I'm sorry, but what? Blog or not, I thought Derek Lowe was a well-respected chemist. By what standards are his words not good enough for you? Are you implying that Lowe is one of those colorful teachers with no substance? Cause I wasn't making up stories, I was quoting him. You seem to have this bizarre idea that an article can't be both technically accurate and fun to read. They absolutely can be, and there is no good reason they shouldn't be. Ego White Tray (talk) 16:20, 14 April 2013 (UTC) For the record, I'm not a "wanna-be chemist". I'm not a chemist and have no interest in being one.
As far as wiki-chem policy goes, Derek Lowe stature is irrelevant: we don't quote blogs. At least I think that is the party line. The standard is WP:SECONDARY, although many editors rely a lot on primary sources (refereed journals). I think that Wiki-chem is stimulating to read, but I also understand what you are saying that the topic can seem dry. But we are serving a pretty dry audience who are not coming here for entertainment. My guess as to what readers are seeking in these articles: a melting point, a preparation, a structure, lead ref, or a real world app. --Smokefoot (talk) 16:45, 14 April 2013 (UTC)
Actually, the standard isn't secondary, as Lowe's article clearly is a secondary source. I think what you have in mind is Identifying reliable sources. I'm not sure if Lowe counts as a news source, in which case the relevant passage is "The opinions of specialists and recognized experts are more likely to be reliable and to reflect a significant viewpoint". If we count it as a self-published source, the relevant passage is "Self-published material may sometimes be acceptable when its author is an established expert whose work in the relevant field has been published by reliable third-party publications". I think it's clear that Lowe qualifies on both counts. Ego White Tray (talk) 01:46, 16 April 2013 (UTC)
Whatever. Secondary to scientists means that a report is refereed and reassessed a second time, but this unimportant molecule has caught your attention and this blogger has your admiration, so run with it.... but I will strive to revert any citation of a blog.--Smokefoot (talk) 02:03, 16 April 2013 (UTC)

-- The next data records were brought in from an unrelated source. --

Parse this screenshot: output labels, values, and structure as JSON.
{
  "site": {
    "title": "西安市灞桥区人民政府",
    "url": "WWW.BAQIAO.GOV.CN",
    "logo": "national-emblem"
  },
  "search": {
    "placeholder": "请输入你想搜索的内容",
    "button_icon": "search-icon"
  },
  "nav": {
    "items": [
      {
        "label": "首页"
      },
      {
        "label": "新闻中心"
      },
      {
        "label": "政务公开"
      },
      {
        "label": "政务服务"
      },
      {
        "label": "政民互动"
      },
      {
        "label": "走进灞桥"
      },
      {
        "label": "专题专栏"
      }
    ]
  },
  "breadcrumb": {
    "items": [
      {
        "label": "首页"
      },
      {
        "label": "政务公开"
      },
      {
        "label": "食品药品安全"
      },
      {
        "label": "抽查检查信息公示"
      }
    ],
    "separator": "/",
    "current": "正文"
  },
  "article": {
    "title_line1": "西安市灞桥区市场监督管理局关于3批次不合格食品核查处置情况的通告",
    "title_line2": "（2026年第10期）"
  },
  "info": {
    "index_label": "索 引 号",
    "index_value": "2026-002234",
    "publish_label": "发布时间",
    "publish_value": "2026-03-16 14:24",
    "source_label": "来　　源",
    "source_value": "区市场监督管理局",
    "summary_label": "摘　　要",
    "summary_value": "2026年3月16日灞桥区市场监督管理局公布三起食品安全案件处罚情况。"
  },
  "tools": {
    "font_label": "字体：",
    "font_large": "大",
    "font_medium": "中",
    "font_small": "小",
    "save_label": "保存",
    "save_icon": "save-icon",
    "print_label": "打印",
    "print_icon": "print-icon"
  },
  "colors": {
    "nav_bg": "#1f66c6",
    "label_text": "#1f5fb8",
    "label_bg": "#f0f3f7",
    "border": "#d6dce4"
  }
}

Referral and reassessment may be valid for a scientific journal, but it is not at all a valid standard for a blog or any kind of journalism or news, for that matter. You have this bizarre idea that only scientific journals can be reliable sources, it seems, which is not and has never been the case on Wikipedia or any other encyclopedia. Ego White Tray (talk) 03:16, 17 April 2013 (UTC)

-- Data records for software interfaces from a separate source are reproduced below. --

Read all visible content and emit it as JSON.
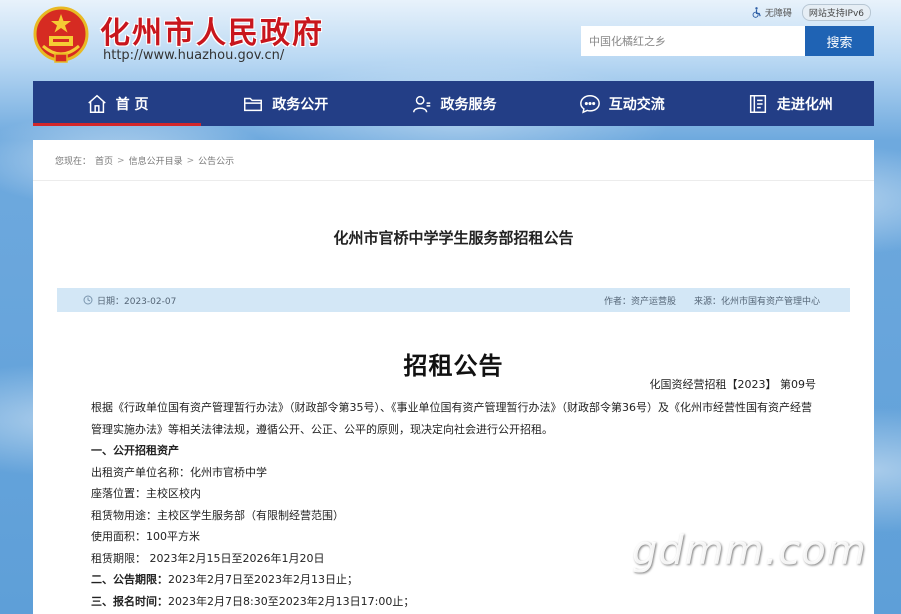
{
  "header": {
    "site_title": "化州市人民政府",
    "site_url": "http://www.huazhou.gov.cn/",
    "accessibility_label": "无障碍",
    "ipv6_label": "网站支持IPv6",
    "search_placeholder": "中国化橘红之乡",
    "search_button": "搜索"
  },
  "nav": {
    "items": [
      {
        "label": "首 页",
        "icon": "home-icon",
        "active": true
      },
      {
        "label": "政务公开",
        "icon": "folder-icon",
        "active": false
      },
      {
        "label": "政务服务",
        "icon": "user-service-icon",
        "active": false
      },
      {
        "label": "互动交流",
        "icon": "chat-icon",
        "active": false
      },
      {
        "label": "走进化州",
        "icon": "book-icon",
        "active": false
      }
    ]
  },
  "breadcrumb": {
    "prefix": "您现在：",
    "items": [
      "首页",
      "信息公开目录",
      "公告公示"
    ],
    "separator": ">"
  },
  "article": {
    "title": "化州市官桥中学学生服务部招租公告",
    "date_label": "日期：2023-02-07",
    "author_label": "作者：资产运营股",
    "source_label": "来源：化州市国有资产管理中心",
    "notice_heading": "招租公告",
    "doc_number": "化国资经营招租【2023】 第09号",
    "paragraphs": [
      {
        "text": "根据《行政单位国有资产管理暂行办法》（财政部令第35号）、《事业单位国有资产管理暂行办法》（财政部令第36号）及《化州市经营性国有资产经营管理实施办法》等相关法律法规，遵循公开、公正、公平的原则，现决定向社会进行公开招租。",
        "bold": false
      },
      {
        "text": "一、公开招租资产",
        "bold": true
      },
      {
        "text": "出租资产单位名称：化州市官桥中学",
        "bold": false
      },
      {
        "text": "座落位置：主校区校内",
        "bold": false
      },
      {
        "text": "租赁物用途：主校区学生服务部（有限制经营范围）",
        "bold": false
      },
      {
        "text": "使用面积：100平方米",
        "bold": false
      },
      {
        "text": "租赁期限： 2023年2月15日至2026年1月20日",
        "bold": false
      }
    ],
    "period_label": "二、公告期限：",
    "period_value": "2023年2月7日至2023年2月13日止；",
    "signup_label": "三、报名时间：",
    "signup_value": "2023年2月7日8:30至2023年2月13日17:00止；"
  },
  "watermark": "gdmm.com",
  "colors": {
    "brand_red": "#c8161d",
    "nav_blue": "#233e86",
    "search_blue": "#1f63b4",
    "meta_bg": "#d3e7f6"
  }
}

The first source[edit]

The opening sentence cites a paper that isn't even about this topic: the paper is entitled "Ozone Fluoride or Trioxygen Difluoride, O3F2". Shouldn't that be removed and replaced with a reference to some other paper, like A.G. Streng's? APerson (talk!) 01:54, 6 August 2013 (UTC)

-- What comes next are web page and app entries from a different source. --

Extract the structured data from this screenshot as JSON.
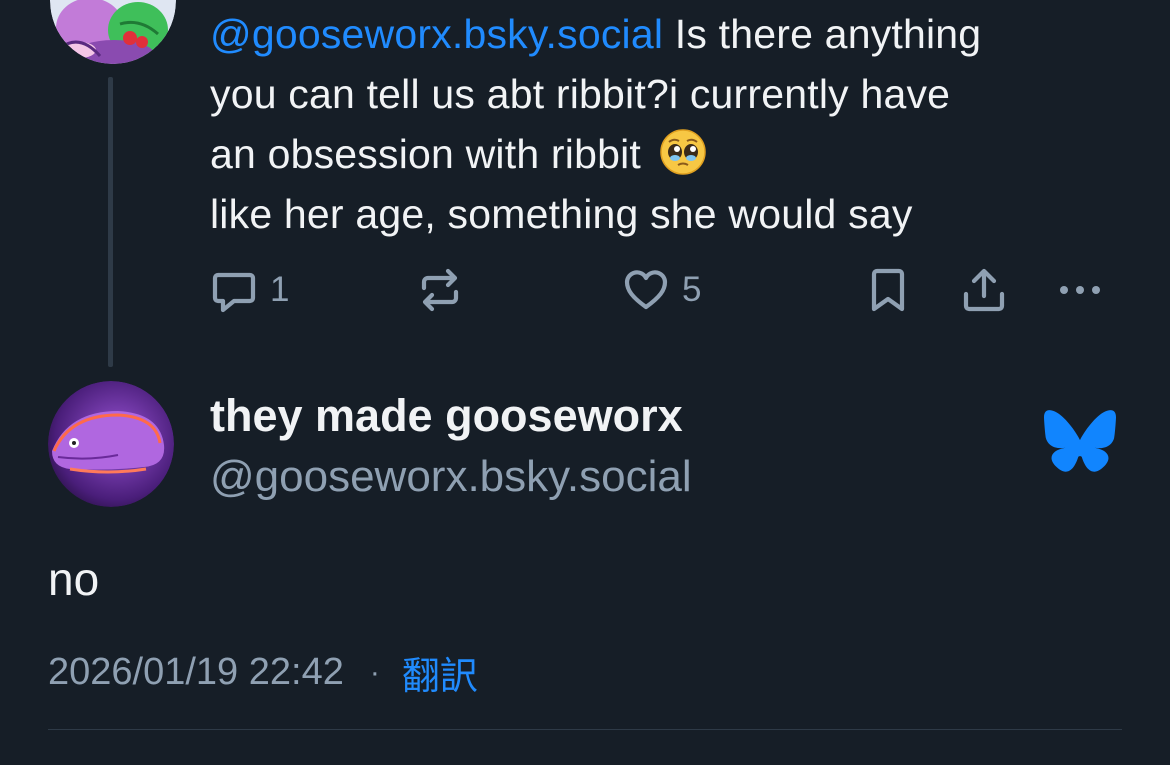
{
  "parent_post": {
    "text_mention": "@gooseworx.bsky.social",
    "text_line1_rest": " Is there anything",
    "text_line2": "you can tell us abt ribbit?i currently have",
    "text_line3": "an obsession with ribbit",
    "text_line4": "like her age, something she would say",
    "emoji_icon": "pleading-face-icon",
    "actions": {
      "reply_count": "1",
      "repost_count": "",
      "like_count": "5"
    }
  },
  "post": {
    "display_name": "they made gooseworx",
    "handle": "@gooseworx.bsky.social",
    "text": "no",
    "timestamp": "2026/01/19 22:42",
    "separator": "·",
    "translate_label": "翻訳"
  },
  "colors": {
    "background": "#161e27",
    "text_primary": "#f1f3f5",
    "text_secondary": "#8fa0b2",
    "accent_blue": "#208bfe",
    "thread_line": "#2e3a47"
  }
}
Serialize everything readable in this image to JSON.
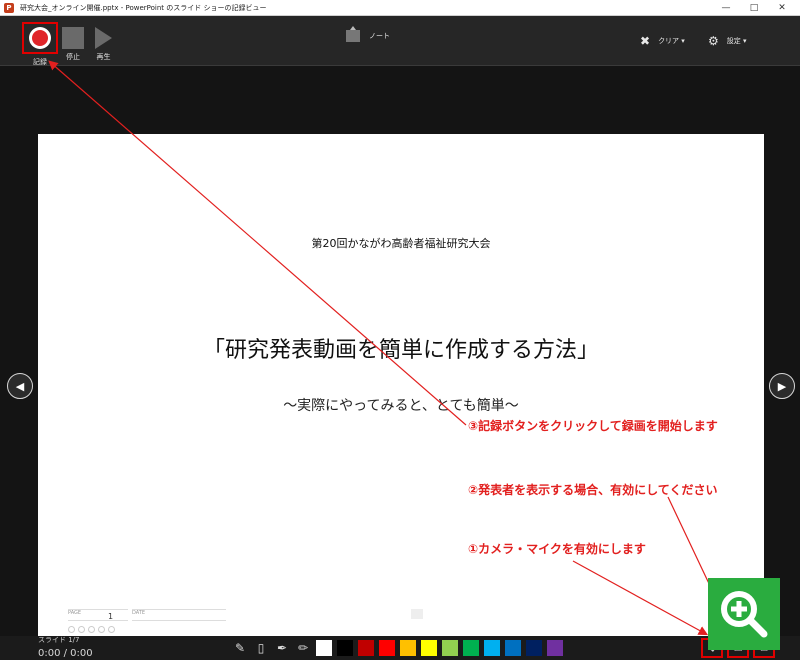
{
  "window": {
    "title": "研究大会_オンライン開催.pptx - PowerPoint のスライド ショーの記録ビュー",
    "app_icon": "P"
  },
  "toolbar": {
    "record_label": "記録",
    "stop_label": "停止",
    "play_label": "再生",
    "note_label": "ノート",
    "clear_label": "クリア ▾",
    "settings_label": "設定 ▾"
  },
  "slide": {
    "conference": "第20回かながわ高齢者福祉研究大会",
    "title": "「研究発表動画を簡単に作成する方法」",
    "subtitle": "～実際にやってみると、とても簡単～",
    "page_label": "PAGE",
    "page_value": "1",
    "date_label": "DATE"
  },
  "annotations": {
    "step3": "③記録ボタンをクリックして録画を開始します",
    "step2": "②発表者を表示する場合、有効にしてください",
    "step1": "①カメラ・マイクを有効にします"
  },
  "status": {
    "slide_count": "スライド 1/7",
    "timer": "0:00 / 0:00"
  },
  "pen_colors": [
    "#ffffff",
    "#000000",
    "#c00000",
    "#ff0000",
    "#ffc000",
    "#ffff00",
    "#92d050",
    "#00b050",
    "#00b0f0",
    "#0070c0",
    "#002060",
    "#7030a0"
  ],
  "colors": {
    "accent_red": "#e2201f",
    "zoom_green": "#2aac3f"
  },
  "icons": {
    "prev": "chevron-left-icon",
    "next": "chevron-right-icon",
    "zoom": "zoom-in-icon"
  }
}
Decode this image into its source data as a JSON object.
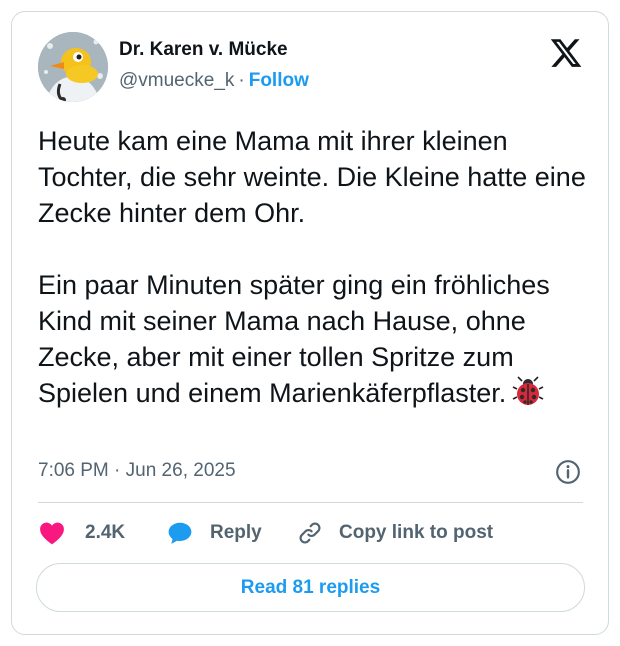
{
  "author": {
    "name": "Dr. Karen v. Mücke",
    "handle": "@vmuecke_k",
    "separator": "·",
    "follow_label": "Follow"
  },
  "tweet": {
    "paragraph1": "Heute kam eine Mama mit ihrer kleinen Tochter, die sehr weinte. Die Kleine hatte eine Zecke hinter dem Ohr.",
    "paragraph2": "Ein paar Minuten später ging ein fröhliches Kind mit seiner Mama nach Hause, ohne Zecke, aber mit einer tollen Spritze zum Spielen und einem Marienkäferpflaster.",
    "emoji_icon": "ladybug-icon",
    "timestamp": "7:06 PM · Jun 26, 2025"
  },
  "actions": {
    "like_count": "2.4K",
    "reply_label": "Reply",
    "copy_label": "Copy link to post"
  },
  "read_replies_label": "Read 81 replies",
  "colors": {
    "accent": "#1d9bf0",
    "like": "#f91880",
    "text": "#0f1419",
    "muted": "#536471",
    "border": "#cfd9de"
  }
}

Good catch! I redid much of the article to address your find and provide hopefully a more encyclopedic tone. --Smokefoot (talk) 02:55, 6 August 2013 (UTC)

Agree that as far as sources are concerned, the focus should be on Streng's detailed (and terrifying) experiments. Ego White Tray (talk) 04:35, 6 August 2013 (UTC)